— WHAT TO DO —
The required answer is an exact copy of the records below, without pictures.

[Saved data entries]
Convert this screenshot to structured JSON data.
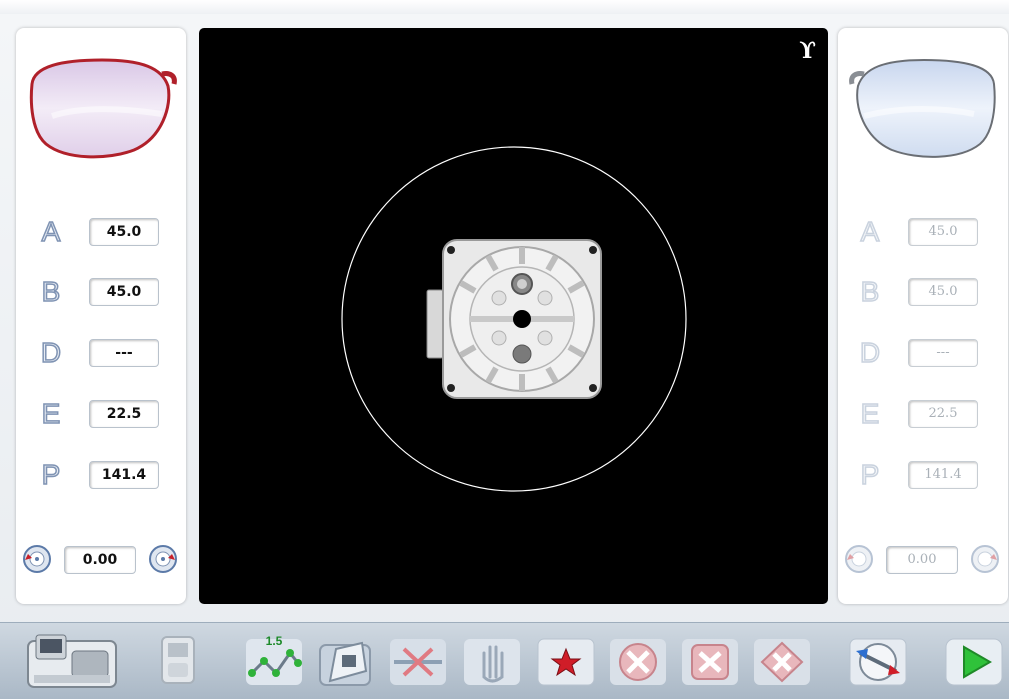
{
  "left_panel": {
    "params": [
      {
        "letter": "A",
        "value": "45.0"
      },
      {
        "letter": "B",
        "value": "45.0"
      },
      {
        "letter": "D",
        "value": "---"
      },
      {
        "letter": "E",
        "value": "22.5"
      },
      {
        "letter": "P",
        "value": "141.4"
      }
    ],
    "rotation_value": "0.00"
  },
  "right_panel": {
    "params": [
      {
        "letter": "A",
        "value": "45.0"
      },
      {
        "letter": "B",
        "value": "45.0"
      },
      {
        "letter": "D",
        "value": "---"
      },
      {
        "letter": "E",
        "value": "22.5"
      },
      {
        "letter": "P",
        "value": "141.4"
      }
    ],
    "rotation_value": "0.00"
  },
  "toolbar": {
    "step_badge": "1.5",
    "icons": [
      "edger-machine-icon",
      "tracer-device-icon",
      "zigzag-graph-icon",
      "block-holder-icon",
      "cross-arrows-icon",
      "hand-icon",
      "star-icon",
      "cancel-red-icon",
      "cancel-red-icon",
      "cancel-red-icon",
      "lens-adjust-icon",
      "play-icon"
    ]
  },
  "colors": {
    "left_frame": "#b0202a",
    "right_frame": "#6a6e74",
    "letter_active": "#7f93b3",
    "letter_inactive": "#c9d2de",
    "camera_bg": "#000000",
    "play_green": "#2fc23a",
    "star_red": "#d01d28"
  },
  "brand_mark": "ϒ"
}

— YOUR RESPONSE —
Convert this screenshot to structured JSON data.
{
  "left_panel": {
    "params": [
      {
        "letter": "A",
        "value": "45.0"
      },
      {
        "letter": "B",
        "value": "45.0"
      },
      {
        "letter": "D",
        "value": "---"
      },
      {
        "letter": "E",
        "value": "22.5"
      },
      {
        "letter": "P",
        "value": "141.4"
      }
    ],
    "rotation_value": "0.00"
  },
  "right_panel": {
    "params": [
      {
        "letter": "A",
        "value": "45.0"
      },
      {
        "letter": "B",
        "value": "45.0"
      },
      {
        "letter": "D",
        "value": "---"
      },
      {
        "letter": "E",
        "value": "22.5"
      },
      {
        "letter": "P",
        "value": "141.4"
      }
    ],
    "rotation_value": "0.00"
  },
  "toolbar": {
    "step_badge": "1.5",
    "icons": [
      "edger-machine-icon",
      "tracer-device-icon",
      "zigzag-graph-icon",
      "block-holder-icon",
      "cross-arrows-icon",
      "hand-icon",
      "star-icon",
      "cancel-red-icon",
      "cancel-red-icon",
      "cancel-red-icon",
      "lens-adjust-icon",
      "play-icon"
    ]
  },
  "colors": {
    "left_frame": "#b0202a",
    "right_frame": "#6a6e74",
    "letter_active": "#7f93b3",
    "letter_inactive": "#c9d2de",
    "camera_bg": "#000000",
    "play_green": "#2fc23a",
    "star_red": "#d01d28"
  },
  "brand_mark": "ϒ"
}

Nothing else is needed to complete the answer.